** TO DO **
Each line that includes the word "Tokens" should be copied from the records.

** AVAILABLE DATA **
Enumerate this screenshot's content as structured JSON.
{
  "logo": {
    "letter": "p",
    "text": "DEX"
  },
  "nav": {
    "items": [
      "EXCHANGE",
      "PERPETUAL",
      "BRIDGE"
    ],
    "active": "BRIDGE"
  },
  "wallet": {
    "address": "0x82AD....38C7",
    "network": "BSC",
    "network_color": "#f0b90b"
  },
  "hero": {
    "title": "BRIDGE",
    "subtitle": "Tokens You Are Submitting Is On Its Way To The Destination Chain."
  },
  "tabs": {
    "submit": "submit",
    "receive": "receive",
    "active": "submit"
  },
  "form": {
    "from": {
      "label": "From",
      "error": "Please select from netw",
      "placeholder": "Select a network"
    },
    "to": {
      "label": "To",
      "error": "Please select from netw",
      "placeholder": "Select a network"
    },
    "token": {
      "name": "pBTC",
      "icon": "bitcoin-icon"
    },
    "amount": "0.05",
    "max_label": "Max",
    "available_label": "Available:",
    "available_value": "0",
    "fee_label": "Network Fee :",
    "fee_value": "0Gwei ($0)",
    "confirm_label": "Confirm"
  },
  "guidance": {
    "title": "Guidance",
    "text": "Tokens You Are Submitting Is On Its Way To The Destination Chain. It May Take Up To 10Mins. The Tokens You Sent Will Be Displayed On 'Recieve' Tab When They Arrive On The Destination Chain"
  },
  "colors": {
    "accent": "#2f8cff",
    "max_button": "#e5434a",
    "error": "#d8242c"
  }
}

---

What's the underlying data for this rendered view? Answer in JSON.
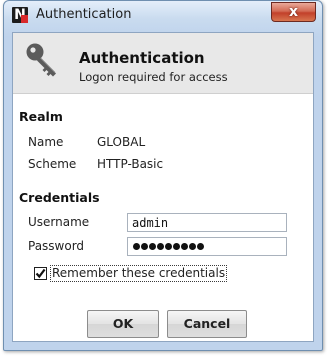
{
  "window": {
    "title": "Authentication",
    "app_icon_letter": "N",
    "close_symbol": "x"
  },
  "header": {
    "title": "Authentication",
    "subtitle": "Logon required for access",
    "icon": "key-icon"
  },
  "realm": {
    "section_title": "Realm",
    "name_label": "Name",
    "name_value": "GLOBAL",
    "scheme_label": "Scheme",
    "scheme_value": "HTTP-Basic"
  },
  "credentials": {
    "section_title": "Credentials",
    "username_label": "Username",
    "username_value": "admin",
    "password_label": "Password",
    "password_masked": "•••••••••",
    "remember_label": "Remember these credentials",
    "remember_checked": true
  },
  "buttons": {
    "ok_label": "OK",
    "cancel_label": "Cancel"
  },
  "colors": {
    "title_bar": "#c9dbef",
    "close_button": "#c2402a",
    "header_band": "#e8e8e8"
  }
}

** REPLY **
    "subtitle": "Tokens You Are Submitting Is On Its Way To The Destination Chain."
    "text": "Tokens You Are Submitting Is On Its Way To The Destination Chain. It May Take Up To 10Mins. The Tokens You Sent Will Be Displayed On 'Recieve' Tab When They Arrive On The Destination Chain"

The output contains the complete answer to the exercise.